His terrific novella, The Alley Man, about a Neanderthal living unobtrusively in the contemporary world, was repeatedly optioned, but never produced. One of his best novels, To Your Scattered Bodies Go, introducing “Riverworld,” a place where all of mankind has been reincarnated along the banks of an enormous river, was utterly botched and blanded out when filmed as a feature-length pilot (broadcast on the Sci-Fi Channel) for a series that was never picked up. As Wikipedia notes with grim understatement, “A number of liberties are taken in the film with regards to the source material. The original hero [Sir Richard Francis Burton] and villain are replaced by other characters, the timeline of events is compressed (including the learning of languages which is eliminated entirely), and the nature of the resurrection process and food and clothing production are altered.”

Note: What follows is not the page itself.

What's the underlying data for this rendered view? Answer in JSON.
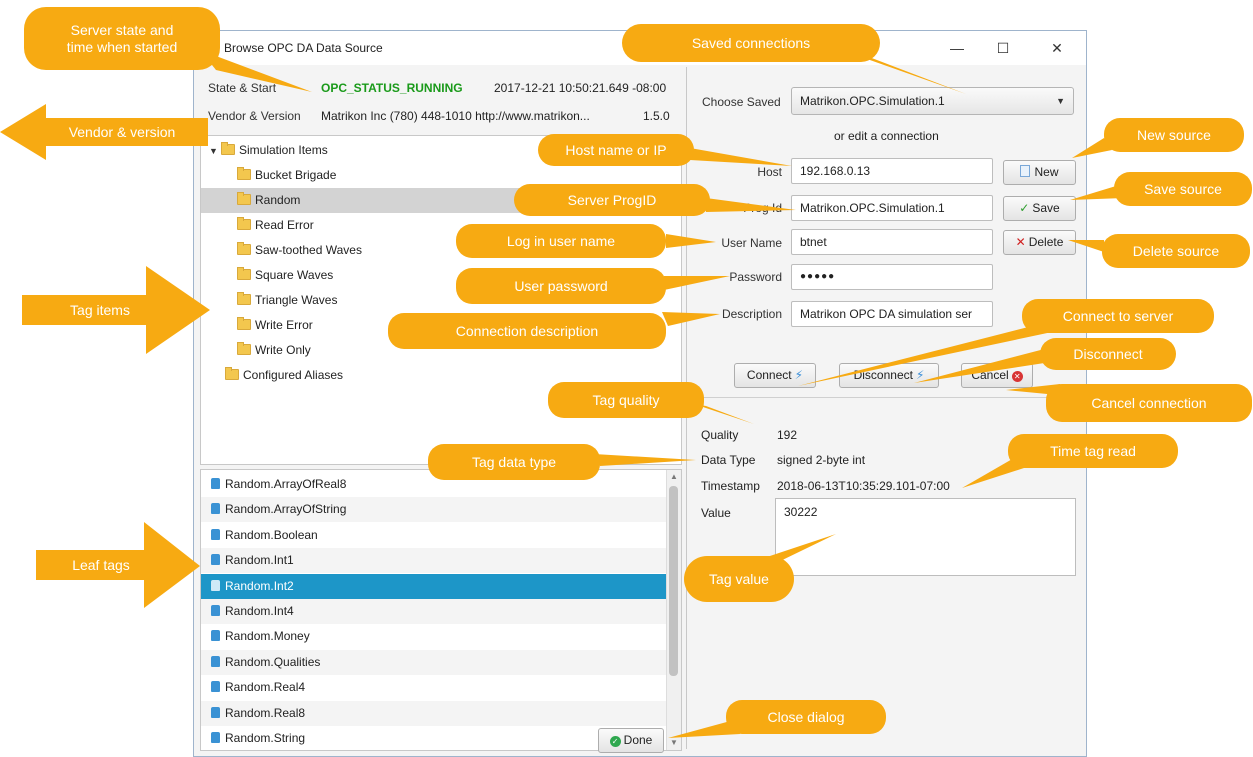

In short, everything interesting and original in Farmer’s Riverworld stories was either altered or eliminated altogether.
Which is really too bad, because Farmer was one of the smartest, funniest, and most conceptually original writers to work in American SF. He was among the most experimental SF writers of his generation, the first American SF writer to deal seriously with the taboo areas of religion and sex. He saw the hidden depths in pulp fiction, and wrote serious “biographies” of pulp characters like Tarzan and Doc Savage. Venus on the Half Shell, a novel written in the style of, and attributed to, “Kilgore Trout,” a fictional character created by Kurt Vonnegut, sold better than anything published by Farmer under his own name.
And so, sadly, there are no great or even good Farmer adaptations to which I can refer you. The closest film ever came to even approximating a Farmer book was George Pal’s Doc Savage: The Man of Bronze (1975), one of Pal’s lesser efforts that was made in consultation with Farmer (as Doc’s “official” biographer). As in the case of the Riverworld pilot, further entries in the Doc Savage series were anticipated, but the first film, compromised by the campiness that was fashionable at that time, did too poorly to warrant them. One more sad fact via Wikipedia: “Another script was written by Philip José Farmer, and included a meeting between Doc and a retired Sherlock Holmes in 1936, but it was never filmed.”
The New York Times obit is here.